I need the records below restated word for word, without their pictures.

▶ **Data records**:
━━━━━━━━
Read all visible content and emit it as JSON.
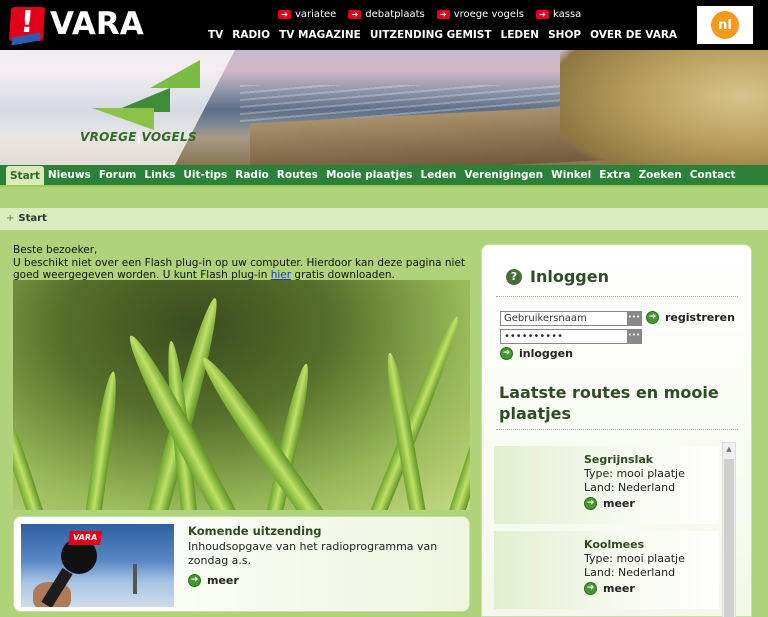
{
  "header": {
    "brand": "VARA",
    "quick_links": [
      "variatee",
      "debatplaats",
      "vroege vogels",
      "kassa"
    ],
    "main_nav": [
      "TV",
      "RADIO",
      "TV MAGAZINE",
      "UITZENDING GEMIST",
      "LEDEN",
      "SHOP",
      "OVER DE VARA"
    ],
    "nl_logo": "nl"
  },
  "banner": {
    "program_name_left": "VROEGE",
    "program_sep": "|",
    "program_name_right": "VOGELS"
  },
  "subnav": {
    "items": [
      "Start",
      "Nieuws",
      "Forum",
      "Links",
      "Uit-tips",
      "Radio",
      "Routes",
      "Mooie plaatjes",
      "Leden",
      "Verenigingen",
      "Winkel",
      "Extra",
      "Zoeken",
      "Contact"
    ],
    "active": "Start"
  },
  "breadcrumb": {
    "arrow": "+",
    "label": "Start"
  },
  "flash_notice": {
    "line1": "Beste bezoeker,",
    "line2": "U beschikt niet over een Flash plug-in op uw computer. Hierdoor kan deze pagina niet goed weergegeven worden. U kunt Flash plug-in ",
    "link": "hier",
    "line3": " gratis downloaden."
  },
  "feature": {
    "title": "Komende uitzending",
    "description": "Inhoudsopgave van het radioprogramma van zondag a.s.",
    "more": "meer",
    "mic_flag": "VARA"
  },
  "login": {
    "title": "Inloggen",
    "username_value": "Gebruikersnaam",
    "password_value": "••••••••••",
    "register": "registreren",
    "login": "inloggen"
  },
  "latest": {
    "title": "Laatste routes en mooie plaatjes",
    "items": [
      {
        "name": "Segrijnslak",
        "type": "Type: mooi plaatje",
        "land": "Land: Nederland",
        "more": "meer"
      },
      {
        "name": "Koolmees",
        "type": "Type: mooi plaatje",
        "land": "Land: Nederland",
        "more": "meer"
      }
    ]
  },
  "colors": {
    "vara_red": "#e2001a",
    "nav_green": "#2c8138",
    "band_green": "#aed37a"
  }
}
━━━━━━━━
▶ **Solution for this problem**:
Read all visible content and emit it as JSON.
{
  "header": {
    "brand": "VARA",
    "quick_links": [
      "variatee",
      "debatplaats",
      "vroege vogels",
      "kassa"
    ],
    "main_nav": [
      "TV",
      "RADIO",
      "TV MAGAZINE",
      "UITZENDING GEMIST",
      "LEDEN",
      "SHOP",
      "OVER DE VARA"
    ],
    "nl_logo": "nl"
  },
  "banner": {
    "program_name_left": "VROEGE",
    "program_sep": "|",
    "program_name_right": "VOGELS"
  },
  "subnav": {
    "items": [
      "Start",
      "Nieuws",
      "Forum",
      "Links",
      "Uit-tips",
      "Radio",
      "Routes",
      "Mooie plaatjes",
      "Leden",
      "Verenigingen",
      "Winkel",
      "Extra",
      "Zoeken",
      "Contact"
    ],
    "active": "Start"
  },
  "breadcrumb": {
    "arrow": "+",
    "label": "Start"
  },
  "flash_notice": {
    "line1": "Beste bezoeker,",
    "line2": "U beschikt niet over een Flash plug-in op uw computer. Hierdoor kan deze pagina niet goed weergegeven worden. U kunt Flash plug-in ",
    "link": "hier",
    "line3": " gratis downloaden."
  },
  "feature": {
    "title": "Komende uitzending",
    "description": "Inhoudsopgave van het radioprogramma van zondag a.s.",
    "more": "meer",
    "mic_flag": "VARA"
  },
  "login": {
    "title": "Inloggen",
    "username_value": "Gebruikersnaam",
    "password_value": "••••••••••",
    "register": "registreren",
    "login": "inloggen"
  },
  "latest": {
    "title": "Laatste routes en mooie plaatjes",
    "items": [
      {
        "name": "Segrijnslak",
        "type": "Type: mooi plaatje",
        "land": "Land: Nederland",
        "more": "meer"
      },
      {
        "name": "Koolmees",
        "type": "Type: mooi plaatje",
        "land": "Land: Nederland",
        "more": "meer"
      }
    ]
  },
  "colors": {
    "vara_red": "#e2001a",
    "nav_green": "#2c8138",
    "band_green": "#aed37a"
  }
}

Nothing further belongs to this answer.